By Tom Driscoll, Director of NFU Foundation and Conservation Policy
In NFU’s Climate Column, we’ve discussed a number of practices, including cover crops and no-till, that can build soil fertility with fewer inputs, thus saving producers money. Conservation planning with the U.S. Department of Agriculture’s (USDA) Natural Resources Conservation Service (NRCS) can be an important first step toward implementing such practices, but other programs offer additional assistance. The Environmental Quality Incentives Program (EQIP) is one such program. Five percent of the funds are specifically designated for beginning producers, and the program also has special initiatives for organic producers and to encourage the use of high tunnels.
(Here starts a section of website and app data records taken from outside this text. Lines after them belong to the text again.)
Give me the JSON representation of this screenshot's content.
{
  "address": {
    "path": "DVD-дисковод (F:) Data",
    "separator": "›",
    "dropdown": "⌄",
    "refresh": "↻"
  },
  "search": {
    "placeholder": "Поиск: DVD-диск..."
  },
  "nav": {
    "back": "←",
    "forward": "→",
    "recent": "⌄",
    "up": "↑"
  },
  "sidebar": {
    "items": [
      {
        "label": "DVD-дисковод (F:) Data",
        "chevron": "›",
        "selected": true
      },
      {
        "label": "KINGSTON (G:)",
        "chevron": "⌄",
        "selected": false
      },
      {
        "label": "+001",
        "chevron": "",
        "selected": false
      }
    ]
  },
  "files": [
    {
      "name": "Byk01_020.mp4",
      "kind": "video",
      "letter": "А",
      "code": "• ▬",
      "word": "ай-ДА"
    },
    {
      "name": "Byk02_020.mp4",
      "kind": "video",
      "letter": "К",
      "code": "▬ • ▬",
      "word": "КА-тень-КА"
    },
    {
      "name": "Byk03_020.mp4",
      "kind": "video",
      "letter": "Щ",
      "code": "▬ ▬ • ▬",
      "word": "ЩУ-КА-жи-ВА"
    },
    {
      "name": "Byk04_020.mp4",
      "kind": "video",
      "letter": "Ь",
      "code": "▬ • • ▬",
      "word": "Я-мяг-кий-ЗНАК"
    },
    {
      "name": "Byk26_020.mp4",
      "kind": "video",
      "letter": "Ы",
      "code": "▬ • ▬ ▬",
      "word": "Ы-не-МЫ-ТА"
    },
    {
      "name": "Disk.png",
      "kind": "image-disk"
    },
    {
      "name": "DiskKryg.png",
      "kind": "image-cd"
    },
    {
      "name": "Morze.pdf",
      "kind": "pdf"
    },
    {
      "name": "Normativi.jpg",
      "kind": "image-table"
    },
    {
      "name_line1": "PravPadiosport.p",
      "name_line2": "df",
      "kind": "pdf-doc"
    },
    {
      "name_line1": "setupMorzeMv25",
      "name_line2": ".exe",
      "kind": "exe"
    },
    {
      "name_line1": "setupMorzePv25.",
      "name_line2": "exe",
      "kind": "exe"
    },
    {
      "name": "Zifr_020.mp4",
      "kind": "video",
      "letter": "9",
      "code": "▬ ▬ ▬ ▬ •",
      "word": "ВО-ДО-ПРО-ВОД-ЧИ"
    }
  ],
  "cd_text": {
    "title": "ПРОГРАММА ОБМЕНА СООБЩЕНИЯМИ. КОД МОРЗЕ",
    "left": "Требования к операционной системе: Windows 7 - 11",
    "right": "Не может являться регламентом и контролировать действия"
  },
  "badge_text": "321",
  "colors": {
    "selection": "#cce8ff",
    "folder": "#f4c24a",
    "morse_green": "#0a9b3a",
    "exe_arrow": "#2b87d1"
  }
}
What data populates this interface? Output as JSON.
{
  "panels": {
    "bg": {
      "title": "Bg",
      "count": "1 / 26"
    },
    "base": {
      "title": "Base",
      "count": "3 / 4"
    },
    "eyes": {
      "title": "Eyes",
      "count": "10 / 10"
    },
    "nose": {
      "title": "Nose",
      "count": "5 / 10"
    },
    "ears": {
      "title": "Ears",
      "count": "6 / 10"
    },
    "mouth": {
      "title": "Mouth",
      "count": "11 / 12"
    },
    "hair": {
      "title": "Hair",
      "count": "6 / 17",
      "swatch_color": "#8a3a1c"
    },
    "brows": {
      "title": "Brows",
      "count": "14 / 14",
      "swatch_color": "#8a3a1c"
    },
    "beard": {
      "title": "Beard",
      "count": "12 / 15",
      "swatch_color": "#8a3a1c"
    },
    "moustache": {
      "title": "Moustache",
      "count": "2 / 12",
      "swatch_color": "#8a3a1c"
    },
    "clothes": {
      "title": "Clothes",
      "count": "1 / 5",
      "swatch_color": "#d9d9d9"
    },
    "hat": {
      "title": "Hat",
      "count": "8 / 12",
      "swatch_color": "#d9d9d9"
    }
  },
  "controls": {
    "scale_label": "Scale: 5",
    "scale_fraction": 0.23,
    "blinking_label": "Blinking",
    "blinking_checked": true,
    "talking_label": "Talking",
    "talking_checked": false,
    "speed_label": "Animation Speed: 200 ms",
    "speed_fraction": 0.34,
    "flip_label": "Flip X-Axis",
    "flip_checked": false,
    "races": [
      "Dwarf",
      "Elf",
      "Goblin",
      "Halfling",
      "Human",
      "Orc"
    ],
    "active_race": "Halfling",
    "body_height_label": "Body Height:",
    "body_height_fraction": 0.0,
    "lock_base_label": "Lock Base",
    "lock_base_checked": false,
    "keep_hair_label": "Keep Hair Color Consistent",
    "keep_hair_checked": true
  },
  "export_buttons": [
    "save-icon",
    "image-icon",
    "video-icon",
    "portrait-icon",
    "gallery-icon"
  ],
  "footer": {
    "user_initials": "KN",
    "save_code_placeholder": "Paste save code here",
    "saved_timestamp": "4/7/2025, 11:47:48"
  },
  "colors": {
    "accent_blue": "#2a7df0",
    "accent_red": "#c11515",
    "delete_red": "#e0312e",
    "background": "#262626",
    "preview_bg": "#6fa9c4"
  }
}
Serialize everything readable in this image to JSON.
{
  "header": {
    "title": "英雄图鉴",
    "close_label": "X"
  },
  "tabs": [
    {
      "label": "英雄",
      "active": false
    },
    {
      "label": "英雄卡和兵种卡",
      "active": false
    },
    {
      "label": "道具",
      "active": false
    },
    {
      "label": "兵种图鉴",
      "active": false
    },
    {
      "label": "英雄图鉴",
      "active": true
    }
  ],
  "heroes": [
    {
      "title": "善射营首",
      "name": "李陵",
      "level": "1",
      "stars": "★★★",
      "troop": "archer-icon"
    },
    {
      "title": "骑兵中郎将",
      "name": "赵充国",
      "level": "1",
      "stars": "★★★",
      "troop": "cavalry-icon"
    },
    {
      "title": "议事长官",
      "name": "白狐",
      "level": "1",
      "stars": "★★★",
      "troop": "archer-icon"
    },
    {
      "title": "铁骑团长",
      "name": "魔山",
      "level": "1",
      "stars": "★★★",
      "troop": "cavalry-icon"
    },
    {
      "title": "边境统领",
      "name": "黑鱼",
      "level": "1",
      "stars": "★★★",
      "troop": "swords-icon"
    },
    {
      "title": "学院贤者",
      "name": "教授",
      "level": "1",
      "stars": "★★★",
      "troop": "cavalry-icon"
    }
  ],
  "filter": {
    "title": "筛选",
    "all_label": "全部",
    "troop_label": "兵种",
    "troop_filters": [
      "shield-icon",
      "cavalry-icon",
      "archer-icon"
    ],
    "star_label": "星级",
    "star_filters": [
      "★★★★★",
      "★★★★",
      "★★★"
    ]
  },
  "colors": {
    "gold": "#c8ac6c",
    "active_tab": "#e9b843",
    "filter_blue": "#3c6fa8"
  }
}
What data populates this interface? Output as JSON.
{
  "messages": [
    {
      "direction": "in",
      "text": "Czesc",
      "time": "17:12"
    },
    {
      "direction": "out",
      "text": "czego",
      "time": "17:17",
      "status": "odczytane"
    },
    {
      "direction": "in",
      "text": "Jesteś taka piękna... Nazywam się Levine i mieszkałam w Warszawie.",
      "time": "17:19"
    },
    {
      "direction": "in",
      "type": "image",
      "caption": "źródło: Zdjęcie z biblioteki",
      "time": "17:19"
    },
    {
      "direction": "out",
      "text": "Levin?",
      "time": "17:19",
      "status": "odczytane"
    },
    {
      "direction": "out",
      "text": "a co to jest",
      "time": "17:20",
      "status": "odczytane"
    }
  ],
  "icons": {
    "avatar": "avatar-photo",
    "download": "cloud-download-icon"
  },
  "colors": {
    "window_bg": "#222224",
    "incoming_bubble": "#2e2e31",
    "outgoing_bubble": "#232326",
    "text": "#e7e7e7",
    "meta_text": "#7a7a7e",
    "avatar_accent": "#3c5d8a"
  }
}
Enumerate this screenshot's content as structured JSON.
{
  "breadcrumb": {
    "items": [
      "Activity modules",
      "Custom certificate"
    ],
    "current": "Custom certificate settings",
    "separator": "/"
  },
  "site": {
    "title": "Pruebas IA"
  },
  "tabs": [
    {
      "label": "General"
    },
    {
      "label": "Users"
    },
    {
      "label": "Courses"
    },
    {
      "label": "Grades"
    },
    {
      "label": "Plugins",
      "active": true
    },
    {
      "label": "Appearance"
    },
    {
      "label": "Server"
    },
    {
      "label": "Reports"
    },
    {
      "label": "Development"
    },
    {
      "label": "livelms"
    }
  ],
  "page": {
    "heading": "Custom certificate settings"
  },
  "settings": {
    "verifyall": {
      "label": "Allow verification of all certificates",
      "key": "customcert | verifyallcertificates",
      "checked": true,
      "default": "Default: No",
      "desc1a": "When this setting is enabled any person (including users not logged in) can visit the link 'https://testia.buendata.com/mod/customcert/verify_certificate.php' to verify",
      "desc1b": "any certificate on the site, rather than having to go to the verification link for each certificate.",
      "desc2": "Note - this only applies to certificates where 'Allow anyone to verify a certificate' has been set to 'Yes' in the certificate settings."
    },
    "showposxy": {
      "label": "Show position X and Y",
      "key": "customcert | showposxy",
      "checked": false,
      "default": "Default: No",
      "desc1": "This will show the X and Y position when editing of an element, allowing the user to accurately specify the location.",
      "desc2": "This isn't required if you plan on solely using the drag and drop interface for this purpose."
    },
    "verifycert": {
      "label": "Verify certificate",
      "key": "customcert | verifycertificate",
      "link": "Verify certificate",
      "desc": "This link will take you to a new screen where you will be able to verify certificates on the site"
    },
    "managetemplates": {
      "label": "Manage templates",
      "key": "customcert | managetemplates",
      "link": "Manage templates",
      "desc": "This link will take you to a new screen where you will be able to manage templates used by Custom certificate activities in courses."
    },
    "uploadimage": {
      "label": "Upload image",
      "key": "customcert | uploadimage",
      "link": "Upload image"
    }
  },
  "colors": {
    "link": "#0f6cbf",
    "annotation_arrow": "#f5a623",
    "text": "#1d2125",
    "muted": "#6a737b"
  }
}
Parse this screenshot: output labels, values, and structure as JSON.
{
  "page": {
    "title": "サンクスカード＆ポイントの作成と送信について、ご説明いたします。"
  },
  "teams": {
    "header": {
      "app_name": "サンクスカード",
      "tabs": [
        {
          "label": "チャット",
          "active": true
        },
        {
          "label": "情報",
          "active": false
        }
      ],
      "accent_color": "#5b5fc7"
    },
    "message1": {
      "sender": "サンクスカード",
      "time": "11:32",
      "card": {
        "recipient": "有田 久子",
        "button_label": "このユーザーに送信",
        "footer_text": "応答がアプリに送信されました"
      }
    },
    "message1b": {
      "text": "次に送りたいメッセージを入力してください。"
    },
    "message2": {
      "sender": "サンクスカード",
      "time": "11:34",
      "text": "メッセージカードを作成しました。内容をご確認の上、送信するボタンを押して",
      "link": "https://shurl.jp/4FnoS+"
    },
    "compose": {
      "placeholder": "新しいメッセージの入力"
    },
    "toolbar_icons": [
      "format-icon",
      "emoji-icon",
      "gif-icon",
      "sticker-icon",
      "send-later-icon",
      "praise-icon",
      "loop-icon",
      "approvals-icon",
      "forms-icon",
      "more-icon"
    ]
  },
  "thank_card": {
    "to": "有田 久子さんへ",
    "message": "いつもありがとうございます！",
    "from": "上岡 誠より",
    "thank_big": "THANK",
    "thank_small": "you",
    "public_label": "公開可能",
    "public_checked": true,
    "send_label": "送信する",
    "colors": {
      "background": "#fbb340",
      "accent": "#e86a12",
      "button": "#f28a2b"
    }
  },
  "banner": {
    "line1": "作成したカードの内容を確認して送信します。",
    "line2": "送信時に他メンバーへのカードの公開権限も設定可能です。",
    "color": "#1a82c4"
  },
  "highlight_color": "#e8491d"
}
Through EQIP, NRCS contracts with participants to install physical features or to execute management practices with conservation benefits, providing financial and technical assistance for the participant’s efforts. Producers do not choose practices on their own; instead, they identify resource concerns, and then they work with NRCS to select the measures to most effectively address those concerns on their property. Most EQIP contracts run two or three years, and are limited to ten years. NRCS can contribute up to 75 percent of the cost of certain practices, or up to 90 percent for beginning, limited-resource, socially disadvantaged, or veteran producers. Further, producers in these groups can also receive up to 50 percent of the cost in advance, while other producers have to wait for reimbursement.
Applications for EQIP are ranked against one another using standards set by NRCS nationally and in each state. Applicants who rank high enough to participate will need to develop a conservation plan with NRCS. Participating producers will also need a DUNS Number and completed System for Award Management (SAM) registration before financial assistance can be distributed. Applications are accepted on a rolling basis, but individual states set deadlines for application periods. Find out more about the program here, or visit your local NRCS office.
Have you considered participating in EQIP? What resource concerns would you address on your operation?